NORTHAMPTON, England -- Three friends with learning difficulties, including one with Down's syndrome, performed such a poor rendition of the Beatles' classic "Hey Jude" at the Abington Pub in Northampton that the pub landlord removed their vocal cords.
Suspicions grew after landlord Neil Bartholomey purchased a bumper pack of best-value gags, three 2m × 2m cemetery plots, and a DIY embalming kit. It was later revealed that the whole patronage of the pub had been in on the plot to end the boys' budding singing careers.
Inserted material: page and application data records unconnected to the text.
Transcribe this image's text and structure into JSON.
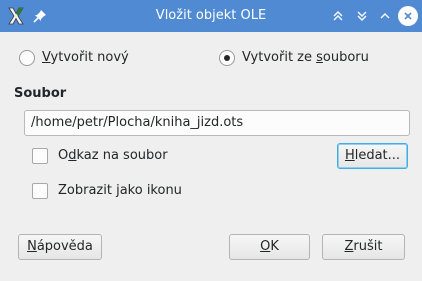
{
  "window": {
    "title": "Vložit objekt OLE",
    "app_icon": "kde-x-icon",
    "pin_icon": "pin-icon",
    "titlebar_color": "#4f8ad3",
    "close_icon_color": "#4f8ad3"
  },
  "mode": {
    "create_new": "Vytvořit nový",
    "create_from_file": "Vytvořit ze souboru",
    "selected": "create_from_file"
  },
  "file": {
    "label": "Soubor",
    "path_value": "/home/petr/Plocha/kniha_jizd.ots",
    "link_checkbox": "Odkaz na soubor",
    "link_checked": false,
    "search_button": "Hledat...",
    "display_icon_checkbox": "Zobrazit jako ikonu",
    "display_icon_checked": false
  },
  "buttons": {
    "help": "Nápověda",
    "ok": "OK",
    "cancel": "Zrušit"
  },
  "accent": "#3daee9"
}
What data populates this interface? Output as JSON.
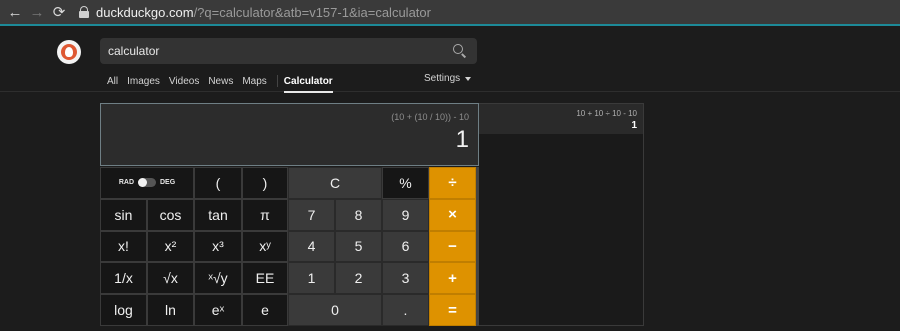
{
  "browser": {
    "url_host": "duckduckgo.com",
    "url_rest": "/?q=calculator&atb=v157-1&ia=calculator",
    "back_icon": "←",
    "forward_icon": "→",
    "reload_icon": "⟳"
  },
  "search": {
    "query": "calculator"
  },
  "tabs": [
    {
      "label": "All"
    },
    {
      "label": "Images"
    },
    {
      "label": "Videos"
    },
    {
      "label": "News"
    },
    {
      "label": "Maps"
    },
    {
      "label": "Calculator"
    }
  ],
  "settings_label": "Settings",
  "calculator": {
    "expression": "(10 + (10 / 10)) - 10",
    "result": "1",
    "toggle_left": "RAD",
    "toggle_right": "DEG",
    "keys": {
      "open_paren": "(",
      "close_paren": ")",
      "clear": "C",
      "percent": "%",
      "divide": "÷",
      "sin": "sin",
      "cos": "cos",
      "tan": "tan",
      "pi": "π",
      "seven": "7",
      "eight": "8",
      "nine": "9",
      "multiply": "×",
      "factorial": "x!",
      "square": "x²",
      "cube": "x³",
      "power": "xʸ",
      "four": "4",
      "five": "5",
      "six": "6",
      "minus": "−",
      "reciprocal": "1/x",
      "sqrt": "√x",
      "yroot": "ˣ√y",
      "ee": "EE",
      "one": "1",
      "two": "2",
      "three": "3",
      "plus": "+",
      "log": "log",
      "ln": "ln",
      "exp": "eˣ",
      "e": "e",
      "zero": "0",
      "decimal": ".",
      "equals": "="
    },
    "accent_color": "#de9200"
  },
  "history": {
    "expression": "10 + 10 ÷ 10 - 10",
    "result": "1"
  }
}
"They were driving away customers with their ranting," Mr. Bartholomey explained. "It's not like this is the first time they've done it, either! Sometimes they just come in at about 3 o'clock, order a dozen Shirley Temples, and don't leave until their mum picks them up at 9!"
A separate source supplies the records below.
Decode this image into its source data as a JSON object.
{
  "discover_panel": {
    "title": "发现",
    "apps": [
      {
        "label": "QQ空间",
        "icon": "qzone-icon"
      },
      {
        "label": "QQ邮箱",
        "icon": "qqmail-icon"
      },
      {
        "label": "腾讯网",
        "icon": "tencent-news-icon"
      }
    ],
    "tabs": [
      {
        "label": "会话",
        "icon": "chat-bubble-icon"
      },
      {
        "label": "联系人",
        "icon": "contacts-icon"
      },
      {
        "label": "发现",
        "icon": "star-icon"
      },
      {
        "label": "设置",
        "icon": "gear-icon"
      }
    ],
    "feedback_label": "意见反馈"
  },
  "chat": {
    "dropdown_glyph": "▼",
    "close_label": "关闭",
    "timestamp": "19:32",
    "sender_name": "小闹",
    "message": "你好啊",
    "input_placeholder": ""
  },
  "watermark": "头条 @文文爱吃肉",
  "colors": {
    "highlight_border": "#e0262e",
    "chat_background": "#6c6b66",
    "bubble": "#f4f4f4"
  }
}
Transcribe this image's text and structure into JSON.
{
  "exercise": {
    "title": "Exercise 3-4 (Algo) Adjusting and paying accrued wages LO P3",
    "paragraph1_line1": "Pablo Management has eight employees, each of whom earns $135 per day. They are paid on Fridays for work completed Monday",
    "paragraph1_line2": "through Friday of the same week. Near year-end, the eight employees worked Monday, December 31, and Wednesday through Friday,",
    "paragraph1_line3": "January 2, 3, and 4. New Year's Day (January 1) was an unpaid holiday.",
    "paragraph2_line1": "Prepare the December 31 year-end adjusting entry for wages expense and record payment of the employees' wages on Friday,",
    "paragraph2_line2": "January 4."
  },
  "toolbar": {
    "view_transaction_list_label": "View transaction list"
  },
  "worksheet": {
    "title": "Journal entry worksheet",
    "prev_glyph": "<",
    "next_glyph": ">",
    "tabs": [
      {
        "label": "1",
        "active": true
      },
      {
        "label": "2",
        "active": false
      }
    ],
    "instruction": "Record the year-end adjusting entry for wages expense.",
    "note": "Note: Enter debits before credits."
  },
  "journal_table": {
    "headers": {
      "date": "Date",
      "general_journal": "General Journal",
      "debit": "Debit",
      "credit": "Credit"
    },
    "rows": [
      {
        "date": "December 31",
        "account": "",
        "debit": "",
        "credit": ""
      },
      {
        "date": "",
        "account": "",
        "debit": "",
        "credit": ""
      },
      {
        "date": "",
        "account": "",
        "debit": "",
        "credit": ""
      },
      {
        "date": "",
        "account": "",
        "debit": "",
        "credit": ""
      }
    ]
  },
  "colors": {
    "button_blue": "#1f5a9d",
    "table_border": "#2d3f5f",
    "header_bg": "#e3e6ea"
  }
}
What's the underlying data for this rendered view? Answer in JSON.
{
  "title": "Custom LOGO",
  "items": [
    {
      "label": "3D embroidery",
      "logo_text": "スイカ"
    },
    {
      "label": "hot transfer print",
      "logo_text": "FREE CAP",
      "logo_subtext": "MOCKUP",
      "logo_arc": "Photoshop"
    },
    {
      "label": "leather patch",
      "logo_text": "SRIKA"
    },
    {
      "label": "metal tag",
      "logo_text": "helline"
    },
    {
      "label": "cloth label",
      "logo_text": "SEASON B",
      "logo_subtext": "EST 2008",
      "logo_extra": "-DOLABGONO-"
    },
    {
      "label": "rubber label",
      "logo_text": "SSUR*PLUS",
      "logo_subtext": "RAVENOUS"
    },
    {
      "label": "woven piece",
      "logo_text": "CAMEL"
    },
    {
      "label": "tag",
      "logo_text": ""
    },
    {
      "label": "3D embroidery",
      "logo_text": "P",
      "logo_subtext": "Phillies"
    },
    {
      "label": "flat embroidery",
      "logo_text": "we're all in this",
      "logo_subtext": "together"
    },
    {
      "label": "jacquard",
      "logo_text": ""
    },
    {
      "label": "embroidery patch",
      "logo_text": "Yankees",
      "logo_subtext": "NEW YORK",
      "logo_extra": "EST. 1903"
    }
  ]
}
Mr. Bartholomey denied that extracting their vocal cords and leaving them to bleed violated human rights. "It was for the good of humanity!" he shouted as police subdued him. "If they wandered into your pub and started belting out "Yellow Submarine", you'd do the same, unless you're just not enough of a man!" (more...)
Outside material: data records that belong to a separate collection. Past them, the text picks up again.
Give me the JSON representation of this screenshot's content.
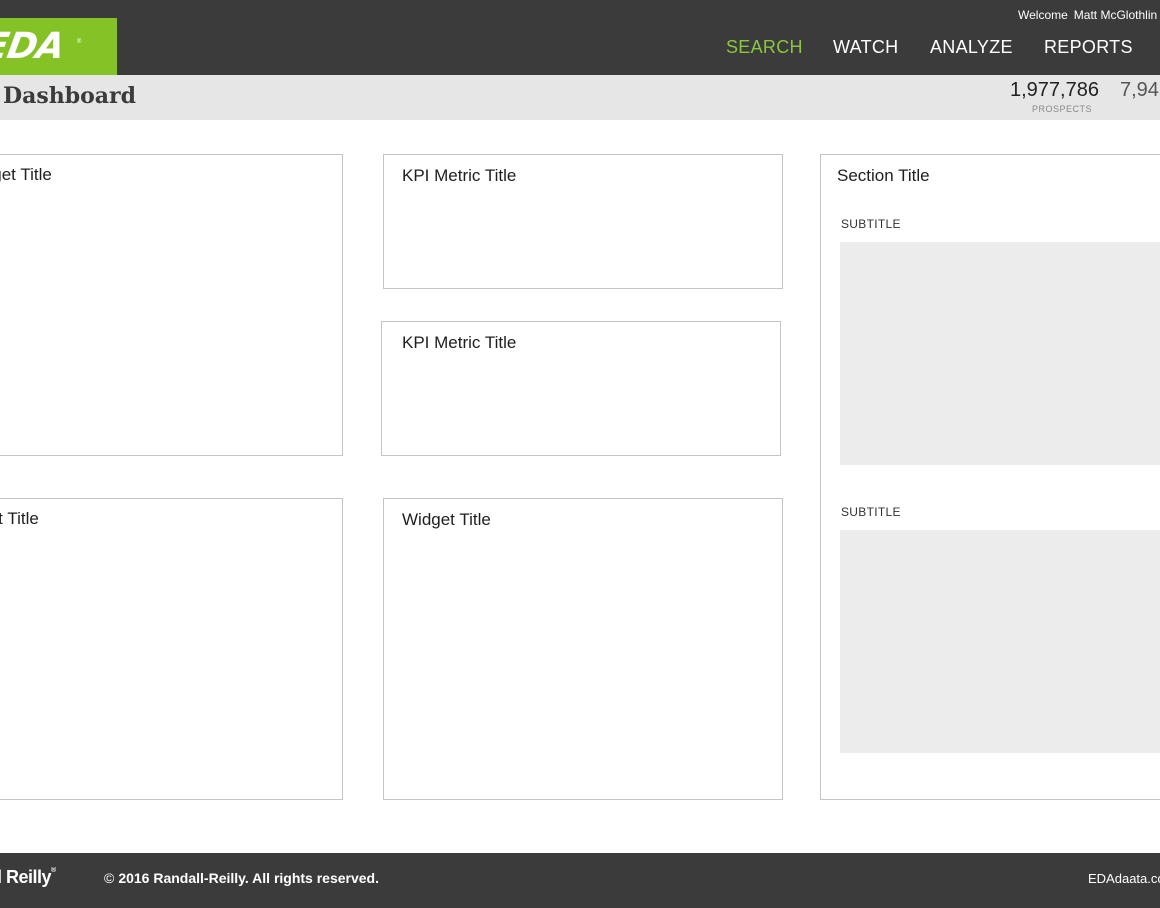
{
  "header": {
    "logo_text": "EDA",
    "logo_reg": "®",
    "welcome_label": "Welcome",
    "user_name": "Matt McGlothlin",
    "nav": [
      {
        "label": "SEARCH",
        "active": true
      },
      {
        "label": "WATCH",
        "active": false
      },
      {
        "label": "ANALYZE",
        "active": false
      },
      {
        "label": "REPORTS",
        "active": false
      }
    ],
    "accent_color": "#84c225",
    "active_nav_color": "#8bc63f",
    "bar_color": "#3b3b3b"
  },
  "subheader": {
    "title": "Dashboard",
    "stats": [
      {
        "value": "1,977,786",
        "label": "PROSPECTS"
      },
      {
        "value": "7,94",
        "label": ""
      }
    ]
  },
  "widgets": {
    "left_top_title": "Widget Title",
    "left_bottom_title": "Widget Title",
    "kpi_1_title": "KPI  Metric Title",
    "kpi_2_title": "KPI Metric Title",
    "center_bottom_title": "Widget Title"
  },
  "section": {
    "title": "Section Title",
    "subtitle_1": "SUBTITLE",
    "subtitle_2": "SUBTITLE"
  },
  "footer": {
    "brand": "Randall Reilly",
    "brand_reg": "®",
    "copyright_symbol": "©",
    "copyright_text": "2016 Randall-Reilly. All rights reserved.",
    "site_link": "EDAdaata.com"
  }
}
Concision (also called brevity, laconicism, crispness, briefness, succinctness, pithiness or compactness but not to be confused with terseness (which is concision to the point of rudeness) or sententiousness (which is concision in the service of pompous moralising, or sanctimonious lecturing)) is a writing principle (or doctrine of composition) which promotes the advantages of eliminating, removing or excising redundancy from prose, verse and other forms of expressive writing. (more...)